He became a leading member of the Fine Gael party serving in several Irish Governments, including as Minister for Defence and Minister for Justice. He also ran unsuccessfully for the Irish Presidency being defeated by Eamon De Valera in 1959.
In 1965 he retired from public life, however, the events of that March night in Mullingar in 1921 were to have a lasting impact on his health. On the 7th of July 1973 at St Bricins Military Hospital, the very hospital where he had previously been held in 1921,
General Sean MacEoin, The Blacksmith of Ballinalee passed away and into the annals of Irish History in 1973. As the crowds gathered at the funeral of General Sean MacEoin in his native Ballinalee, his coffin draped in the National Flag of Ireland slowly moved its way into the graveyard upon a Gun Carriage, of the 4th Field Artillery Regiment, Columb Barracks, Mullingar, poignantly, the very same barracks in which he had beenimprisoned back in March 1921.
Indeed, the Officers, NCO’s and Gunners of this proud Mullingar Regiment formed up as part of a Guard of Honour for their former Chief of Staff. Ballinalee and indeed Longford will always be bound as one when the Blacksmiths story is told.

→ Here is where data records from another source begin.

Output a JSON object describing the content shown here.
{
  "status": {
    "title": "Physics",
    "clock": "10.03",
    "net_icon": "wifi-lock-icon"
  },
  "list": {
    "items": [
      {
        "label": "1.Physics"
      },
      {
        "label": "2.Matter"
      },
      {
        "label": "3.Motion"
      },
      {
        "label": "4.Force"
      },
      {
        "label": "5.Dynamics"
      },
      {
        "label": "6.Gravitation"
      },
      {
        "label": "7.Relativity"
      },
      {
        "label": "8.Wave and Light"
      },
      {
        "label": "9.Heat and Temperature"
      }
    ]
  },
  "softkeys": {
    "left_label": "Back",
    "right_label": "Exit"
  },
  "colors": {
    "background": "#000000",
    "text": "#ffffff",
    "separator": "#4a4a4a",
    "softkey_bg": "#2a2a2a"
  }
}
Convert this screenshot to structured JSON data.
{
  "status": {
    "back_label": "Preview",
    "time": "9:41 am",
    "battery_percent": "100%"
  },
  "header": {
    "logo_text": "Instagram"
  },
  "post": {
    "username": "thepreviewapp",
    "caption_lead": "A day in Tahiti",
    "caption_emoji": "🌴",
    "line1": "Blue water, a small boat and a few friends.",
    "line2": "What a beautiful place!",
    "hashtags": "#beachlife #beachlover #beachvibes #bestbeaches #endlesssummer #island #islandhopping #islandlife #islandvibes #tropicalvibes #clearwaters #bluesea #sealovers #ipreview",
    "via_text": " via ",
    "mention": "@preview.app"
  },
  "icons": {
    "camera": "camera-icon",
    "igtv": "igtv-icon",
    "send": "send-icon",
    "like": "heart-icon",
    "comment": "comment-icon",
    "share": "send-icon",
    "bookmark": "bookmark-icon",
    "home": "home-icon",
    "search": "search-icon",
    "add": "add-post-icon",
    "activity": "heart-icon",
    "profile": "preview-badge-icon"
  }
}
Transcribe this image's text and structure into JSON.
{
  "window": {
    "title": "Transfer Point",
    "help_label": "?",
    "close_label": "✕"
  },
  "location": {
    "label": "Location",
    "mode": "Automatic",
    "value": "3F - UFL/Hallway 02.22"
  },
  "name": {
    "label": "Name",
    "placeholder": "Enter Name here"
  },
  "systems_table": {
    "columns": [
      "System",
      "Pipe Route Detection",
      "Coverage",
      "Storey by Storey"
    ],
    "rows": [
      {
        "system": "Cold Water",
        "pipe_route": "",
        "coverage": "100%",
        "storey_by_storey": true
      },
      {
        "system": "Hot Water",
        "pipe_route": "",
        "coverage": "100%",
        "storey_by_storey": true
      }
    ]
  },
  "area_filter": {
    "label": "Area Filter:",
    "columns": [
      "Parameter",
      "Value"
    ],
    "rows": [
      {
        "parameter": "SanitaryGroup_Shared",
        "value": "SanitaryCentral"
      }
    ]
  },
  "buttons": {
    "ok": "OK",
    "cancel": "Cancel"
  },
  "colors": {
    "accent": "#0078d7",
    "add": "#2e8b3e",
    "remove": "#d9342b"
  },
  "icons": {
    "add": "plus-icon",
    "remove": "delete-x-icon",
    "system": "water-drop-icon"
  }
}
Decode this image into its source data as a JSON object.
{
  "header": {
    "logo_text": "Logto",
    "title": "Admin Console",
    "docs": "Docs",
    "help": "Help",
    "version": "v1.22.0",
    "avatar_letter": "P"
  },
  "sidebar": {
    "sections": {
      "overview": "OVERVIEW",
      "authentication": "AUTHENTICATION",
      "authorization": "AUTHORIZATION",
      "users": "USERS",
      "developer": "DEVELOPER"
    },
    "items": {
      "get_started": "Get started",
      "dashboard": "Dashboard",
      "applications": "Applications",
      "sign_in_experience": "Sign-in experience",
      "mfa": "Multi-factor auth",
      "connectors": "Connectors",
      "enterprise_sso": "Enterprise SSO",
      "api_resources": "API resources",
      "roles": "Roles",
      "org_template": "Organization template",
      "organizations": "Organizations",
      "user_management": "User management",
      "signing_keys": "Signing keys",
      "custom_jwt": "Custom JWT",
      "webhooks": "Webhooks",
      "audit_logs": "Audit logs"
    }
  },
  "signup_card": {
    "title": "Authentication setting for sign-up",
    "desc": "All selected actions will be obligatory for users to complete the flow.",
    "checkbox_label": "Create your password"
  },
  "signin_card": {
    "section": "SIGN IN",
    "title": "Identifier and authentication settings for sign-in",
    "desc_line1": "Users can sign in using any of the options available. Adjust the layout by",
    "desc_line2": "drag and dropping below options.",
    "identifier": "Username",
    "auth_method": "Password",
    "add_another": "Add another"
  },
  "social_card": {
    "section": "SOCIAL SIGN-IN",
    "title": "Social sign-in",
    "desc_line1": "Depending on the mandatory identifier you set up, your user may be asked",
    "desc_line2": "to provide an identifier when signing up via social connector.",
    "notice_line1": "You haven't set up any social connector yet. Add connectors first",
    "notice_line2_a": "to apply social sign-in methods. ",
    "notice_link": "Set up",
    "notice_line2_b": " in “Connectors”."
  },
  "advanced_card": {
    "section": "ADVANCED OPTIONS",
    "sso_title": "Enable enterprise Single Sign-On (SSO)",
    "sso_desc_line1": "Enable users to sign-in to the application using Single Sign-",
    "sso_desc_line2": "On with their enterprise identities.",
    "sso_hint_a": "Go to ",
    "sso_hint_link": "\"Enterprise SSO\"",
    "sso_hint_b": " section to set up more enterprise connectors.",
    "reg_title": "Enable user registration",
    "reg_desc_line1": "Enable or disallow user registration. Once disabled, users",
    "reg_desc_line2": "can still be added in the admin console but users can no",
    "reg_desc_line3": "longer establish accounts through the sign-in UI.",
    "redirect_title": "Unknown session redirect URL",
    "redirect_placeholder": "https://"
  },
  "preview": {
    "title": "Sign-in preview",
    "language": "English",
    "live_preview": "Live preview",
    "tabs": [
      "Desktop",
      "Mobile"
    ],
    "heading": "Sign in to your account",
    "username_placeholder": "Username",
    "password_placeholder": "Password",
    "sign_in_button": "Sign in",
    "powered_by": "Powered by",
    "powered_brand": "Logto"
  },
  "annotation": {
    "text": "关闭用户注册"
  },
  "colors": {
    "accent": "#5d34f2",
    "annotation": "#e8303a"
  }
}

But Mullingar will forever hold a special place in its heart and its history, for the Great Irish Patriot that was “The Blacksmith of Ballinalee” General Sean MacEoin.
research of article ,Bibliography ,Primary Source
Bureau of Military History Witness Statement 1716, File Number S.557. (1955) General Sean MacEoin
Bureau of Military History Witness Statement 1610, File Number S.2917. (1957) Captain Michael McCoy
Longford Leader Shot trying to escape: elaborate preparations for the arrest of Ballinalee Sinn Feiner, Saturday 5th March 1921, p. 1
Westmeath Examiner, Sensation in Mullingar: Arrests at Railway Station, Saturday 5th March 1921, pg 8.
Daly, Leo. (1992). The Eagle has Landed-Well Almost: A Fresh Look at the capture and Wounding of General Sean MacEoin, in the Westmeath Examiner Commemoration Booklet (Mullingar).
General Sean MacEoin: The Blacksmith of Ballinalee Official website, (2021), Accessed 17th January 2021 (https://www.seanmaceoin.ie/).
O’Farrell, Padraic. (1993). Sean MacEoin: The Blacksmith of Ballinalee (Mullingar).